Also at the lunch, we had a wonderful conversation with Mr. Hillyer. It turns out that he used to be a teacher at Pinole Middle. We ended up talking about the different teachers we knew from there. It was cool that Dyana knew most of the teachers we talked about, too. We talked about many teachers like Ms. Collins, Mr. Brammer and Mr. Johnson. Mr. Hilllyer also talked about his plans this coming year for teaching a leadership class. I know that most teachers would not want to do leadership, but he already has tons of projects and activities planned out. I can tell he will be great at teaching it.

After the lunch, Mr. Hillyer lead us to the Penn Bookstore. There we bought various Penn souvenirs. I was not going to buy anything, but I finally found a reasonably priced item: A blue UPenn t-shirt for $15. (Yes that may sound expensive, but other shirts were $20, sweatshirts were $33, and the hoodies were $50.)

Our outstanding visit to Philadelphia ended after our trip to the bookstore. Dyana went back to UPenn, Mr. Hillyer went back to his hotel, and the rest of us caught a taxi to the Penn Amtrak Station. We waited a little bit, and then boarded our train to Washington, D.C. The train was so crowded that we were scattered all around the car. Eventually enough people got off that we could all sit somewhat near each other. When we got to Union Station, we had to wait in line for a taxi. There were tour buses everywhere, and you could not move down the street. I was quite surprised at the crowds, but I soon realized that many of these people probably flew or rode a train to D.C. this evening so they can enjoy the celebrations tomorrow.

Our cab driver was the nicest one we have ever had. He was an elderly African-American man, who was accompanied by his wife. We had a very pleasant conversation about the colleges we were going to visit, the attractions we were going to see tomorrow, and what we plan to major in in college. The conversations made the longer than normal cab ride much more enjoyable. 

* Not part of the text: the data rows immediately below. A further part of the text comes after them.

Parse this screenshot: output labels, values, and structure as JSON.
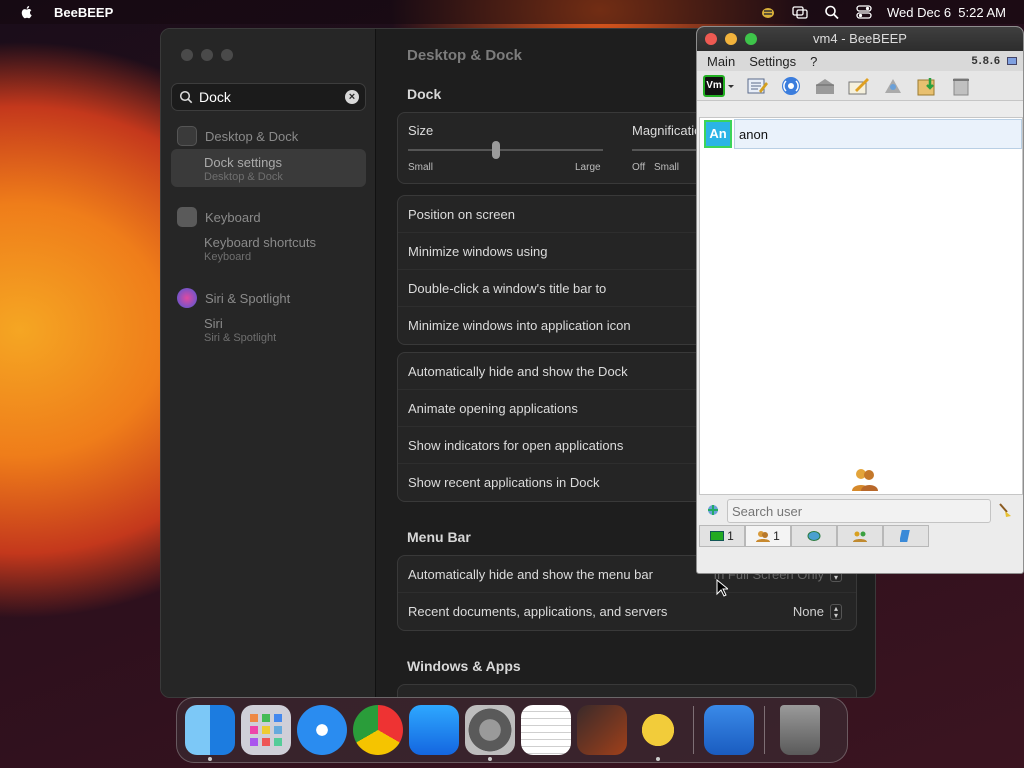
{
  "menubar": {
    "app_name": "BeeBEEP",
    "clock": "Wed Dec 6  5:22 AM"
  },
  "settings": {
    "search_value": "Dock",
    "sidebar": {
      "group1": "Desktop & Dock",
      "item1_title": "Dock settings",
      "item1_sub": "Desktop & Dock",
      "group2": "Keyboard",
      "item2_title": "Keyboard shortcuts",
      "item2_sub": "Keyboard",
      "group3": "Siri & Spotlight",
      "item3_title": "Siri",
      "item3_sub": "Siri & Spotlight"
    },
    "title": "Desktop & Dock",
    "dock_heading": "Dock",
    "size_label": "Size",
    "size_small": "Small",
    "size_large": "Large",
    "size_level_pct": 45,
    "magnification_label": "Magnification",
    "mag_off": "Off",
    "mag_small": "Small",
    "rows_group1": [
      "Position on screen",
      "Minimize windows using",
      "Double-click a window's title bar to",
      "Minimize windows into application icon"
    ],
    "rows_group2": [
      "Automatically hide and show the Dock",
      "Animate opening applications",
      "Show indicators for open applications",
      "Show recent applications in Dock"
    ],
    "menubar_heading": "Menu Bar",
    "menubar_row1": "Automatically hide and show the menu bar",
    "menubar_row1_value": "In Full Screen Only",
    "menubar_row2": "Recent documents, applications, and servers",
    "menubar_row2_value": "None",
    "windows_heading": "Windows & Apps"
  },
  "beebeep": {
    "title": "vm4 - BeeBEEP",
    "menu_main": "Main",
    "menu_settings": "Settings",
    "menu_help": "?",
    "version": "5.8.6",
    "vm_badge": "Vm",
    "user_avatar": "An",
    "user_name": "anon",
    "search_placeholder": "Search user",
    "tab1_count": "1",
    "tab2_count": "1"
  },
  "dock": {
    "apps": [
      "finder-icon",
      "launchpad-icon",
      "safari-icon",
      "chrome-icon",
      "app-store-icon",
      "system-settings-icon",
      "textedit-icon",
      "garageband-icon",
      "beebeep-icon",
      "weather-icon",
      "trash-icon"
    ]
  },
  "colors": {
    "accent_green": "#23b023",
    "avatar_blue": "#2bb4e6"
  }
}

Mmm. Pizza...
Once we got back to the hotel, we rested a little bit, and then went out to find dinner. We decided to walk around the M street area to find a restaurant. We ended up walking all the way down to the Potomac River, looking at the view and looping back around. We eventually decided to get pizza. We ordered via phone and rode the bus to the pizza place. We then took our pizza back to the hotel to eat.

Tomorrow we don't have to get up quite as early (we meet in the lobby at 8:30), but we will have a long, busy day ahead of us. Washington, D.C. on the Fourth of July is going to be extremely crowded, but I'm sure we will still have lots of fun! 

1 comment:

  1. Every year we send ILCers to Penn for site visits but even when they write--as you did--that they don’t have the major you want, they still write such glorious things about Penn and how it’s now one of their top choices for applying.

    When you have an elaborate security system, it’s usually the result of something that’s gone bad or gone wrong. But the way that you--and so many others--write about Penn’s security system and how it made you all feel so safe, it negates whatever prompted them to go to such lengths to begin with. That’s so awesome.

    I’m not even going to touch on the ‘blue’ T-shirt you bought that looks so yellow in your photo. What I need to know is if that pizza tasted as good as it looks in your photo. I have to sign off now because my drool is getting all over my keyboard.